__Work to be completed__
Pick each line containing the word "Posição" out of the data below.

__Materials provided__

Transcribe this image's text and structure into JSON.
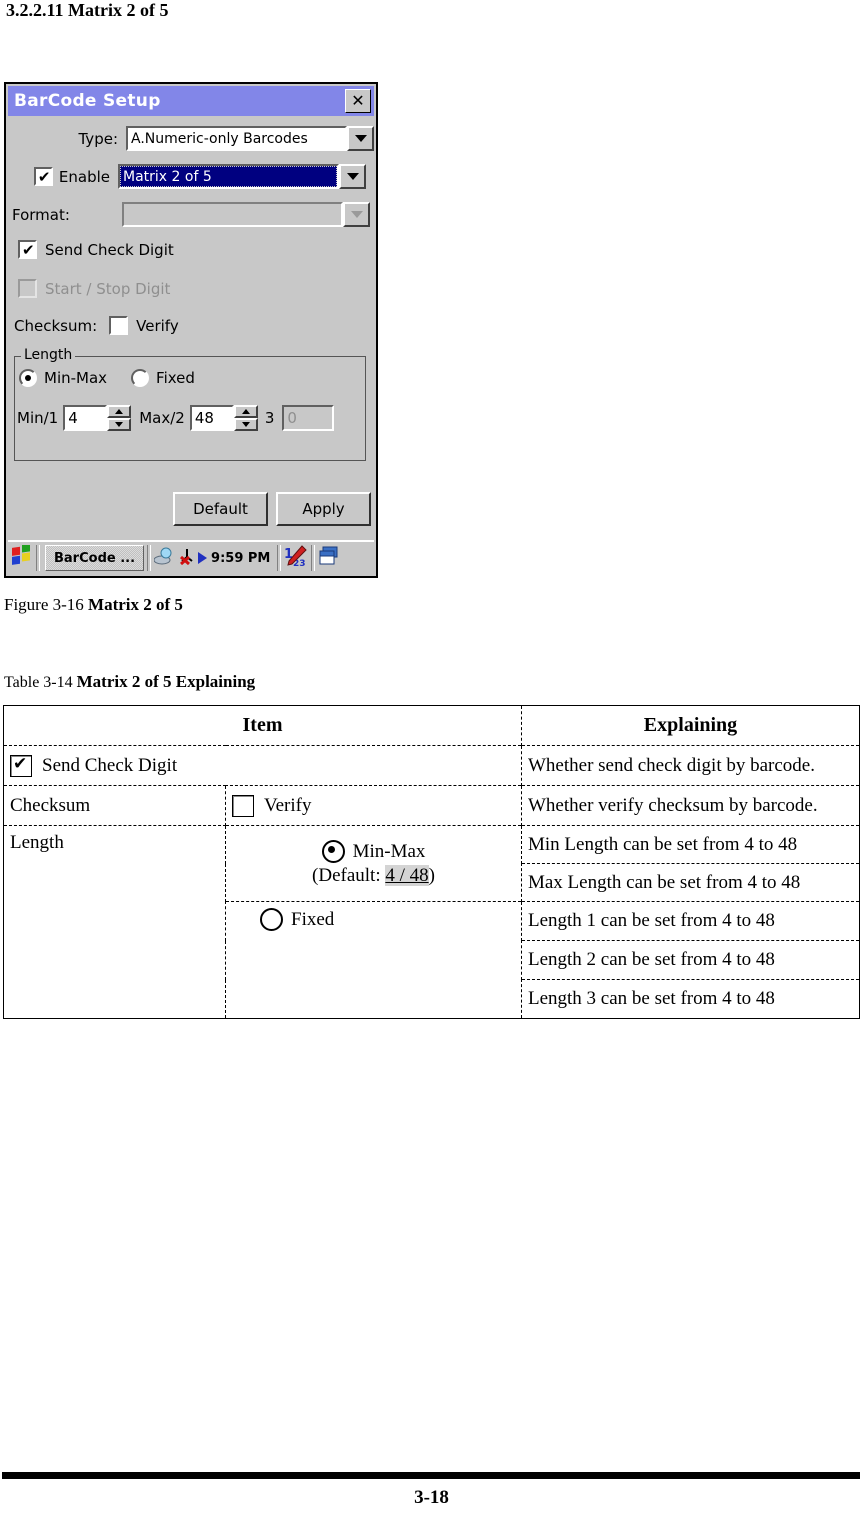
{
  "page": {
    "heading": "3.2.2.11 Matrix 2 of 5",
    "figure_caption_prefix": "Figure 3-16 ",
    "figure_caption_title": "Matrix 2 of 5",
    "table_caption_prefix": "Table 3-14 ",
    "table_caption_title": "Matrix 2 of 5 Explaining",
    "footer_page_number": "3-18"
  },
  "dialog": {
    "title": "BarCode Setup",
    "close_label": "✕",
    "type_label": "Type:",
    "type_value": "A.Numeric-only Barcodes",
    "enable_label": "Enable",
    "enable_checked": true,
    "enable_value": "Matrix 2 of 5",
    "format_label": "Format:",
    "format_value": "",
    "send_check_digit_label": "Send Check Digit",
    "send_check_digit_checked": true,
    "start_stop_digit_label": "Start / Stop Digit",
    "start_stop_digit_checked": false,
    "checksum_label": "Checksum:",
    "verify_label": "Verify",
    "verify_checked": false,
    "length_group_label": "Length",
    "minmax_label": "Min-Max",
    "minmax_selected": true,
    "fixed_label": "Fixed",
    "fixed_selected": false,
    "min1_label": "Min/1",
    "min1_value": "4",
    "max2_label": "Max/2",
    "max2_value": "48",
    "third_label": "3",
    "third_value": "0",
    "default_button": "Default",
    "apply_button": "Apply",
    "taskbar": {
      "task_label": "BarCode ...",
      "time": "9:59 PM"
    }
  },
  "table": {
    "headers": [
      "Item",
      "Explaining"
    ],
    "rows": {
      "send_check_digit": {
        "item": "Send Check Digit",
        "checked": true,
        "explaining": "Whether send check digit by barcode."
      },
      "checksum": {
        "item": "Checksum",
        "verify": "Verify",
        "checked": false,
        "explaining": "Whether verify checksum by barcode."
      },
      "length": {
        "item": "Length",
        "minmax": "Min-Max",
        "minmax_selected": true,
        "default_prefix": "(Default: ",
        "default_value": "4 / 48",
        "default_suffix": ")",
        "fixed": "Fixed",
        "fixed_selected": false,
        "explain_min": "Min Length can be set from 4 to 48",
        "explain_max": "Max Length can be set from 4 to 48",
        "explain_len1": "Length 1 can be set from 4 to 48",
        "explain_len2": "Length 2 can be set from 4 to 48",
        "explain_len3": "Length 3 can be set from 4 to 48"
      }
    }
  }
}
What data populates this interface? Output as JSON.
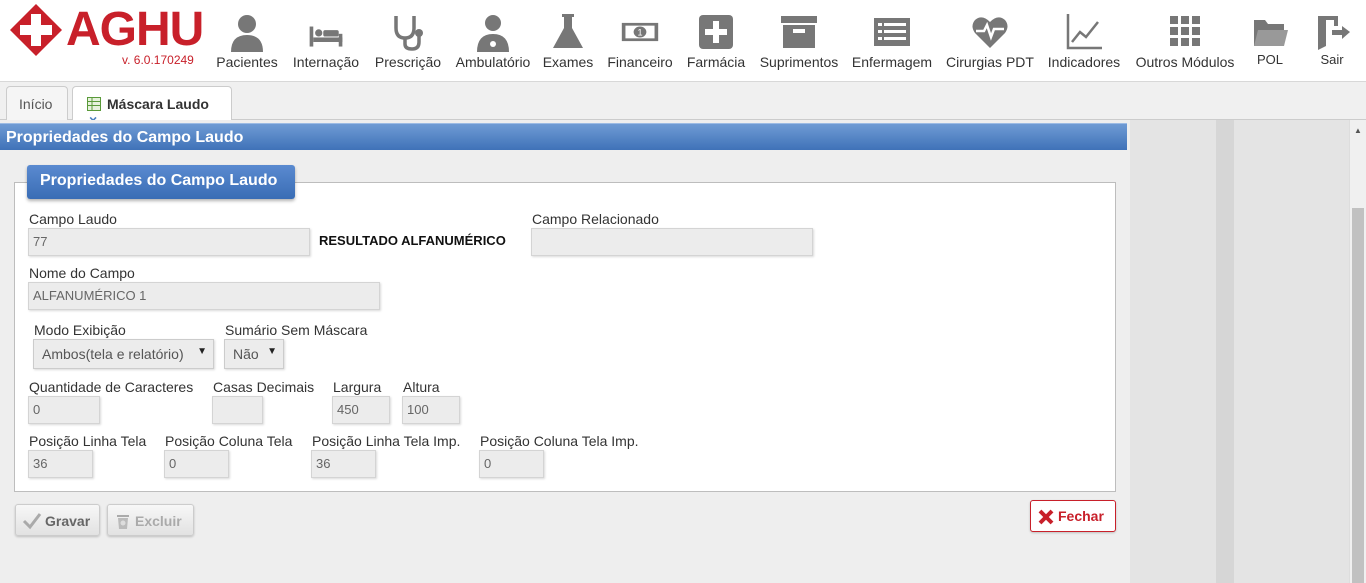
{
  "app": {
    "logo_text": "AGHU",
    "version": "v. 6.0.170249",
    "brand_color": "#c8202a"
  },
  "modules": [
    {
      "label": "Pacientes",
      "icon": "user-icon"
    },
    {
      "label": "Internação",
      "icon": "bed-icon"
    },
    {
      "label": "Prescrição",
      "icon": "stethoscope-icon"
    },
    {
      "label": "Ambulatório",
      "icon": "doctor-icon"
    },
    {
      "label": "Exames",
      "icon": "flask-icon"
    },
    {
      "label": "Financeiro",
      "icon": "money-icon"
    },
    {
      "label": "Farmácia",
      "icon": "plus-box-icon"
    },
    {
      "label": "Suprimentos",
      "icon": "box-icon"
    },
    {
      "label": "Enfermagem",
      "icon": "list-icon"
    },
    {
      "label": "Cirurgias PDT",
      "icon": "heart-pulse-icon"
    },
    {
      "label": "Indicadores",
      "icon": "line-chart-icon"
    },
    {
      "label": "Outros Módulos",
      "icon": "grid-icon"
    },
    {
      "label": "POL",
      "icon": "folder-icon"
    },
    {
      "label": "Sair",
      "icon": "exit-icon"
    }
  ],
  "tabs": {
    "home": "Início",
    "active": "Máscara Laudo",
    "close": "×"
  },
  "panel": {
    "header": "Propriedades do Campo Laudo",
    "legend": "Propriedades do Campo Laudo"
  },
  "form": {
    "campo_laudo": {
      "label": "Campo Laudo",
      "value": "77"
    },
    "resultado": "RESULTADO ALFANUMÉRICO",
    "campo_relacionado": {
      "label": "Campo Relacionado",
      "value": ""
    },
    "nome_campo": {
      "label": "Nome do Campo",
      "value": "ALFANUMÉRICO 1"
    },
    "modo_exibicao": {
      "label": "Modo Exibição",
      "value": "Ambos(tela e relatório)"
    },
    "sumario": {
      "label": "Sumário Sem Máscara",
      "value": "Não"
    },
    "qtd_caracteres": {
      "label": "Quantidade de Caracteres",
      "value": "0"
    },
    "casas_decimais": {
      "label": "Casas Decimais",
      "value": ""
    },
    "largura": {
      "label": "Largura",
      "value": "450"
    },
    "altura": {
      "label": "Altura",
      "value": "100"
    },
    "pos_linha_tela": {
      "label": "Posição Linha Tela",
      "value": "36"
    },
    "pos_coluna_tela": {
      "label": "Posição Coluna Tela",
      "value": "0"
    },
    "pos_linha_imp": {
      "label": "Posição Linha Tela Imp.",
      "value": "36"
    },
    "pos_coluna_imp": {
      "label": "Posição Coluna Tela Imp.",
      "value": "0"
    }
  },
  "buttons": {
    "gravar": "Gravar",
    "excluir": "Excluir",
    "fechar": "Fechar"
  }
}
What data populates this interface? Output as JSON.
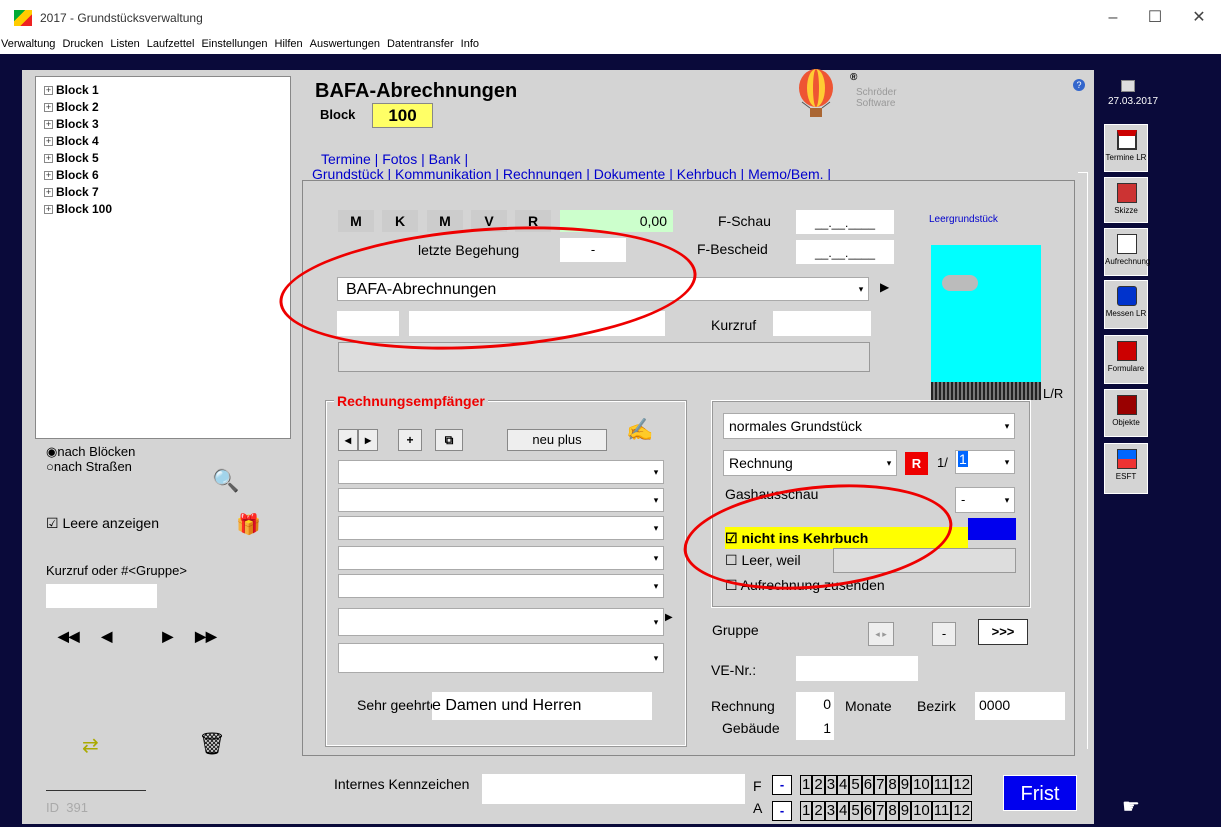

__Answer box__
      "label": "Posição Linha Tela",
      "label": "Posição Coluna Tela",
      "label": "Posição Linha Tela Imp.",
      "label": "Posição Coluna Tela Imp.",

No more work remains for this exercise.